YouTube Streams VP9 by Default
YouTube will stream videos in WebM format whenever it can. The WebM format selects VP9 for video encoding and Opus for audio encoding. These are open standards and are great, but they require CPU decoding and that’s not acceptable given my recent efforts to leverage hardware video acceleration on my AMD RX 470 GPU.
You can verify this first hand by loading up a high resolution video, right-clicking the video while playing and enabling “Stats for Nerds”. It should look something like the following:
At some point I expect software support to be added to enable VP9 on the RX 470 since the hardware appears to support it since UVD 6.3. Until then, I want to downgrade to H264 (YouTube seems to refuse to support H265/HEVC) to leverage hardware decoding.
Enter h264ify for Chrome
The h264ify extension for Chrome disables VP8/VP9 support to force the use of other codecs, most often H264. Install the extension and visit youtube.com/html5 to verify missing support for WebM VP8 and WebM VP9.
Return to the video you tried earlier and verify that it is now using the H264/AVC codec and you should observe considerably lower CPU utilization.
It appears that many of the 4k content on YouTube is just not available in H264/AVC format.

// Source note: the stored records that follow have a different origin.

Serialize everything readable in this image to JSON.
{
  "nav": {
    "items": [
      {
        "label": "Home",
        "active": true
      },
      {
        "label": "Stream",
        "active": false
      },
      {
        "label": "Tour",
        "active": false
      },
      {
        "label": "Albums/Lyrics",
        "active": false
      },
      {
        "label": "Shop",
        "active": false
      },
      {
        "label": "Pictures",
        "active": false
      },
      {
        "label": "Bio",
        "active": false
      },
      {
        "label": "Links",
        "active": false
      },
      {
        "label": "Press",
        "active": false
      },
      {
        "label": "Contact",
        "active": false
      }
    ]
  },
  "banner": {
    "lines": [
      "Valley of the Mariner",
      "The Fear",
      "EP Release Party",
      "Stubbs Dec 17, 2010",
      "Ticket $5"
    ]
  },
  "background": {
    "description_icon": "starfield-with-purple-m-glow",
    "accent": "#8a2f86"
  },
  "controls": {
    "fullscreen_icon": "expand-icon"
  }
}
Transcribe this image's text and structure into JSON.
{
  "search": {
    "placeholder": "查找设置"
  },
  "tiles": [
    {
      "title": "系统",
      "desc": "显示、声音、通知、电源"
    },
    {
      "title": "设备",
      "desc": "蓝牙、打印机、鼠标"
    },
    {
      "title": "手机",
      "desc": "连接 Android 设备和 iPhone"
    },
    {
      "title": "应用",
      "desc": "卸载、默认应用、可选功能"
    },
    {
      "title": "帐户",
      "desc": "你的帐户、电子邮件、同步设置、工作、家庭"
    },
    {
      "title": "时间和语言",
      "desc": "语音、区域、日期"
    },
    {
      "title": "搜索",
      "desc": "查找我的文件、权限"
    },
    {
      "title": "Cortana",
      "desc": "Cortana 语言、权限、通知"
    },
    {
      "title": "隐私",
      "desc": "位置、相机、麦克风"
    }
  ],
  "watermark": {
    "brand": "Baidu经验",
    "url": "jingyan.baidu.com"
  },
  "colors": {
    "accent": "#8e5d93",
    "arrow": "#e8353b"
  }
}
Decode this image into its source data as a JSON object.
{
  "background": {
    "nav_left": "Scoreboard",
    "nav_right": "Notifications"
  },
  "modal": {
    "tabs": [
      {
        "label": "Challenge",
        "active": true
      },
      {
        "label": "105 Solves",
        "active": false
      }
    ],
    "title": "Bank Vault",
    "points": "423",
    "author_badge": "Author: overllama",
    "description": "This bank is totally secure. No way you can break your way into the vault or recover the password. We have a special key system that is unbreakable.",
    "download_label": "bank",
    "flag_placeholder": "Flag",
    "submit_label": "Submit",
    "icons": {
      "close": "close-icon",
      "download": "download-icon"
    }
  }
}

This is unfortunate, but given the choice of higher CPU utilization for resolution I often won’t see (unless watching fullscreen), I’ll take the reduced CPU utilization.
I’ll continue to use h264ify for better performance and reduced CPU utilization at the expense of lower resolution at times until hardware decoding support for VP9 is added to VA-API for my AMD RX 470.